What does Donald Trump need to say in his speech tonight to unify the party and appear more presidential? And what could he say that would attract Michiganders and other Midwest, “rustbelt” voters?
The descriptions of Donald Trump given by his children and supporters at the Republican National Convention have been positive and humanizing, but come as a bit of a surprise, says Matt Resch, founder of Resch Strategies public relations firm in Lansing. He’s also the former deputy communications director for Gov. John Engler and press secretary to then-Lt. Gov. Dick Posthumus.
“The thing that has struck me the most, listening to the speeches I’ve listened to the last few nights, is that the person who’s being described is not the person that we’re seeing or have seen for the last year and a half,” says Resch, “And that’s kind of the thing that had me scratching my head a little bit.”
The potential downside to this, says Resch, is that Trump’s speech needs to show how he can fit these descriptions and still remain authentic. The risk doesn’t come from the loyal supporters he has already secured, he says, but those who are wavering. Republicans trying to increase their confidence in Trump are looking for seriousness and substance, says Resch, but he would benefit from a speech that shows who he is as a person rather than one that addresses policy.
“Why hasn’t (Trump) said any of the things that (his son) said?” says Resch of Donald Trump Jr.’s speech earlier this week. “Why has he not offered any of the substance that his son offered, and why should it be the son’s job to get up on the national stage and say, ‘hey, this is what my dad’s going to do,’ when his dad has given us really nothing over the last year to back any of that up.”

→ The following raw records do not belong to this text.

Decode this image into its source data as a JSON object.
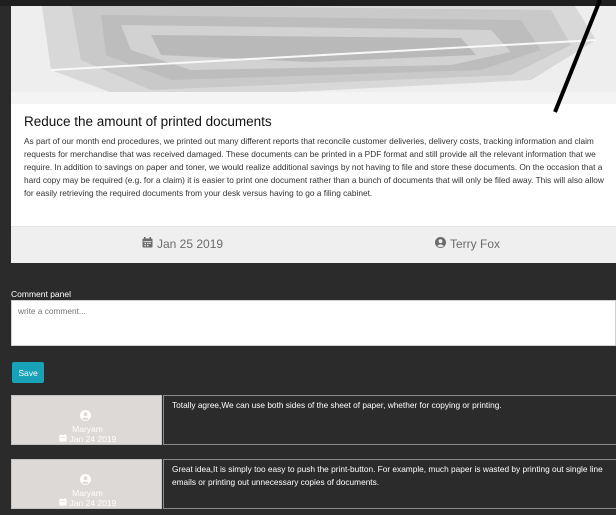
{
  "article": {
    "title": "Reduce the amount of printed documents",
    "body": "As part of our month end procedures, we printed out many different reports that reconcile customer deliveries, delivery costs, tracking information and claim requests for merchandise that was received damaged. These documents can be printed in a PDF format and still provide all the relevant information that we require. In addition to savings on paper and toner, we would realize additional savings by not having to file and store these documents. On the occasion that a hard copy may be required (e.g. for a claim) it is easier to print one document rather than a bunch of documents that will only be filed away. This will also allow for easily retrieving the required documents from your desk versus having to go a filing cabinet.",
    "date": "Jan 25 2019",
    "author": "Terry Fox",
    "date_icon": "calendar-icon",
    "author_icon": "user-circle-icon"
  },
  "comment_panel": {
    "label": "Comment panel",
    "placeholder": "write a comment...",
    "save_label": "Save"
  },
  "comments": [
    {
      "user": "Maryam",
      "date": "Jan 24 2019",
      "text": "Totally agree,We can use both sides of the sheet of paper, whether for copying or printing."
    },
    {
      "user": "Maryam",
      "date": "Jan 24 2019",
      "text": "Great idea,It is simply too easy to push the print-button. For example, much paper is wasted by printing out single line emails or printing out unnecessary copies of documents."
    }
  ],
  "colors": {
    "background": "#2b2b2b",
    "accent": "#17a2b8",
    "comment_user_bg": "#dcd9d6"
  }
}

It will be hard to sway people’s feelings, says Resch, because more people than usual have already established an opinion of Trump going into the convention. He’s speaking to the angst of Americans who feel they haven’t been represented, he says, and who are willing to look past his millionaire status. He’s a train conductor, says Resch, and doesn’t care if voters get on or off, as long as they don’t slow him down.
To hear more of the conversation with Matt Resch, including what Trump’s speech might be like, click on the audio player above.